On June 13th, President Barack Obama held the fourth LGBT Pride reception since taking office in 2008. On Friday, the President reintroduced his 2009 declaration that the month of June will be Lesbian, Gay, Bisexual, and Transgender Pride Month. President Obama is the second president to declare Pride month after President Bill Clinton declared June Gay & Lesbian Pride Month on June 2, 2000.
President Obama addressed several key issues regarding the LGBTQIA (Lesbian, Gay, Bisexual, Transgender, Queer, Intersex and Asexual, Ally) community including ending discrimination within the workplace, healthcare issues, the repeal of Don’t Ask Don’t Tell, as well as VAWA (Violence Against Women Act), stating “We’ve become not just more accepting; we’ve become more loving, as a country, and as a people. Hearts and minds change with time. Laws do, too. Change like that isn’t something that starts here in Washington, but it’s something that has the power that Washington has a great deal of difficulty resisting over time. It’s something that comes from the courage of those who stood up, and sat in, and came out. It’s something that comes from the compassion of family and friends and coworkers and teammates who show their love and support.”
LGBT Pride month would not be possible without the Stonewall Riots of 1969. These riots were a major turning point in the modern gay civil rights movement in the United States and around the world. When police raided the Stonewall Inn, a popular gay bar in the Greenwich Village section of New York City on June 28, 1969, the streets erupted into violent protests that lasted for six days. The actions of those participating in the riots and following the riots paved the way of the modern fight for LGBTQIA rights within the United States
Social workers are bound by a Code of Ethics to regularly seek out education, understand, and respect those of diverse backgrounds. According to the National Association of Social Workers Code of Ethics, social workers should obtain education about and seek to understand the nature of social diversity and oppression with respect to race, ethnicity, national origin, color, sex, sexual orientation, gender identity or expression, age, marital status, political belief, religion, immigration status, and mental or physical disability. Therefore as social workers it is our responsibility to advocate for various populations.
After witnessing several friends within the LGBTQIA community struggle with the denial of basic human rights, inadequate healthcare services, and bigotry, I have since made a decision as a social worker to become an advocate for this population.

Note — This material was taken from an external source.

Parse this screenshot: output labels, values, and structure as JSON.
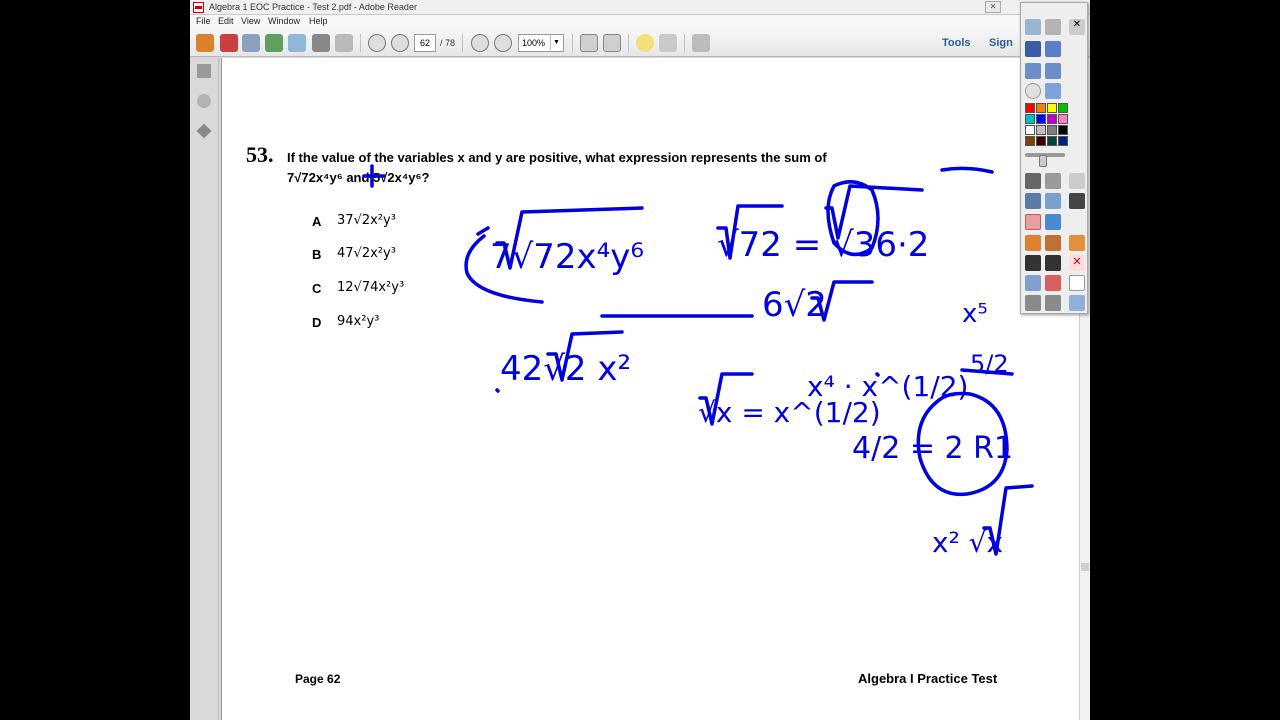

Celebrations are being held global and throughout the nation, and North Carolina Pride events can be found here. I encourage my fellow social workers to attend their local Pride event if possible.